2020 • $70.00 • 538 pp • paper
Why Crime? summarizes the latest empirical evidence with regard to the risk factors that produce antisocial and criminal behavior. The authors then meaningfully integrate risk factors identified by more than a dozen academic disciplines that increase the odds of antisocial behavior and criminality. The result is a new interdisciplinary theory that helps break down traditional barriers and overcomes the "disciplinary myopia" that plagues criminological theory. Unlike the typical criminological theory text, Why Crime? actually advances the state of criminological theory as well as the field of criminology. The third edition also features findings from the first ever test of the Integrated Systems Theory.
There is a set of PowerPoint slides available upon adoption. Click here to view a sample presentation. If you are a professor using this book for a class, please contact Beth Hall at firstname.lastname@example.org to request your slides.
Praise for earlier editions:
"Whether your interest is macro or micro, society or genes, Why Crime? is a tour-de-force through the criminological literature. Professors Robinson and Beaver have brilliantly explicated the interdisciplinary research on crime in a concise, fun-to-read text." — Dr. Matt DeLisi, Iowa State University
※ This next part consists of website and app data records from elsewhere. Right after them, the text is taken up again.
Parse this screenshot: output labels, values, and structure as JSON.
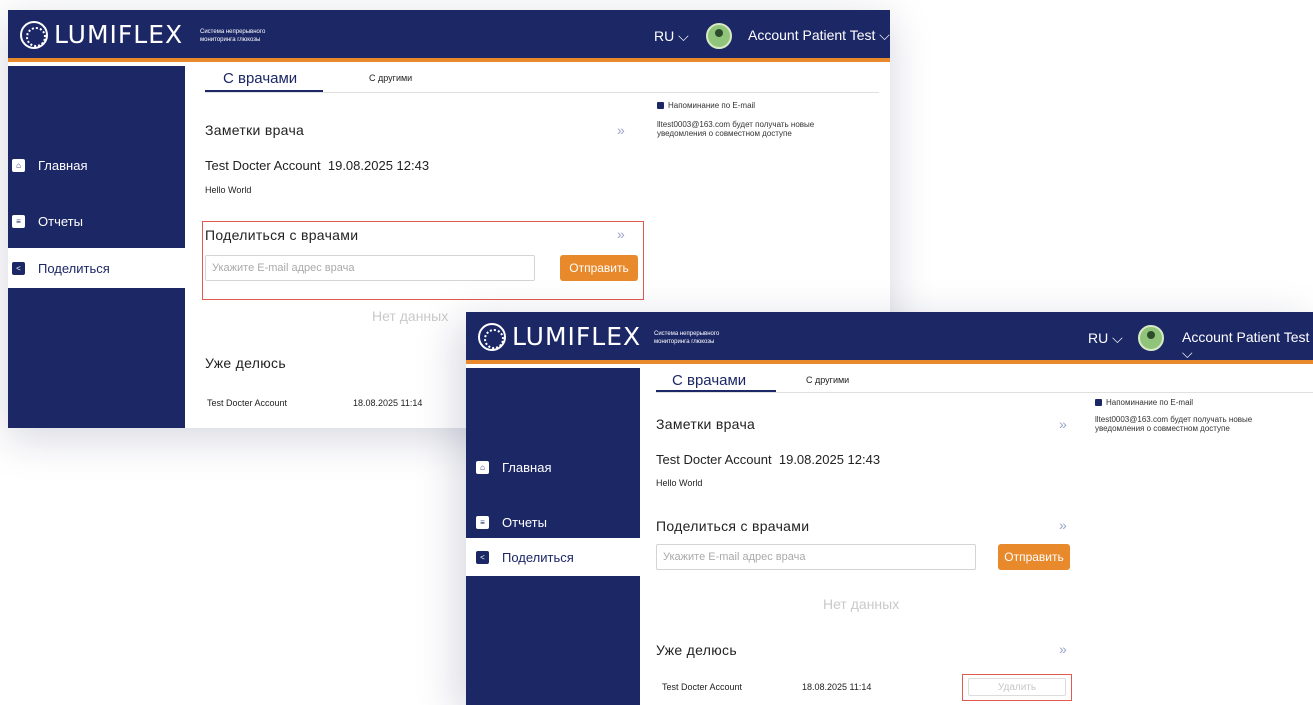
{
  "app": {
    "brand": "LUMIFLEX",
    "tagline": "Система непрерывного мониторинга глюкозы",
    "language": "RU",
    "account_name": "Account Patient Test"
  },
  "sidebar": {
    "items": [
      {
        "label": "Главная",
        "icon": "home-icon",
        "active": false
      },
      {
        "label": "Отчеты",
        "icon": "reports-icon",
        "active": false
      },
      {
        "label": "Поделиться",
        "icon": "share-icon",
        "active": true
      }
    ]
  },
  "tabs": [
    {
      "label": "С врачами",
      "active": true
    },
    {
      "label": "С другими",
      "active": false
    }
  ],
  "notes": {
    "title": "Заметки врача",
    "doctor": "Test Docter Account",
    "datetime": "19.08.2025 12:43",
    "text": "Hello World"
  },
  "share": {
    "title": "Поделиться с врачами",
    "email_placeholder": "Укажите E-mail адрес врача",
    "send_label": "Отправить",
    "empty_label": "Нет данных"
  },
  "already_sharing": {
    "title": "Уже делюсь",
    "rows": [
      {
        "name": "Test Docter Account",
        "date": "18.08.2025 11:14",
        "delete_label": "Удалить"
      }
    ]
  },
  "email_notice": {
    "checkbox_label": "Напоминание по E-mail",
    "text": "lltest0003@163.com будет получать новые уведомления о совместном доступе"
  },
  "colors": {
    "navy": "#1c2766",
    "accent_orange": "#e8892b",
    "highlight_red": "#e05a4f"
  }
}
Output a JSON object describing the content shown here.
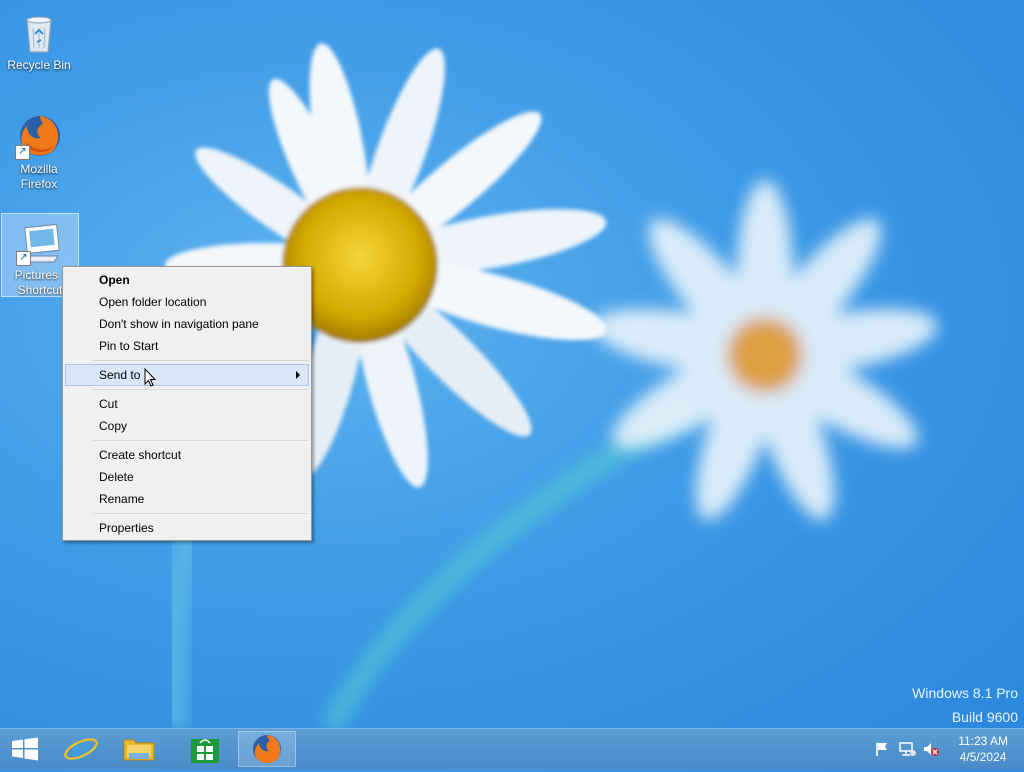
{
  "desktop": {
    "icons": [
      {
        "label": "Recycle Bin"
      },
      {
        "label": "Mozilla Firefox"
      },
      {
        "label": "Pictures - Shortcut"
      }
    ]
  },
  "context_menu": {
    "items": {
      "open": "Open",
      "open_folder_location": "Open folder location",
      "dont_show_nav": "Don't show in navigation pane",
      "pin_to_start": "Pin to Start",
      "send_to": "Send to",
      "cut": "Cut",
      "copy": "Copy",
      "create_shortcut": "Create shortcut",
      "delete": "Delete",
      "rename": "Rename",
      "properties": "Properties"
    }
  },
  "watermark": {
    "edition": "Windows 8.1 Pro",
    "build": "Build 9600"
  },
  "taskbar": {
    "clock_time": "11:23 AM",
    "clock_date": "4/5/2024"
  }
}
"What Robinson and Beaver have achieved is striking. Not only do they integrate a sound understanding of biology's role in criminal conduct into a broader biosocial paradigm, but they do so in a way readers will find accessible. This book will certainly draw the ire of some, but for serious students of crime it will force a reconsideration of cherished beliefs. For this reason alone, Why Crime? makes a valuable contribution to the study of crime." — Dr. John Paul Wright, University of Cincinnati
"[T]he most ambitious, comprehensive interdisciplinary attempt so far to move integration of criminological theory to new heights." — Drs. Mark Lanier, University of Central Florida and Stuart Henry, Wayne State University
"[E]ngaging, extremely well written, [a] major contribution to criminology… a tour de force for the criminologist who wants to learn something about the biosocial perspective." — Dr. Anthony Walsh, Boise State University
"[The] integrated systems theory ... serves as an example of some of the best work now being done in the area of theory integration." Dr. Frank Schmalleger, University of North Carolina—Pembroke, professor emeritus, and Justice Research Association, director
If you are a professor teaching in this field you may request a complimentary copy.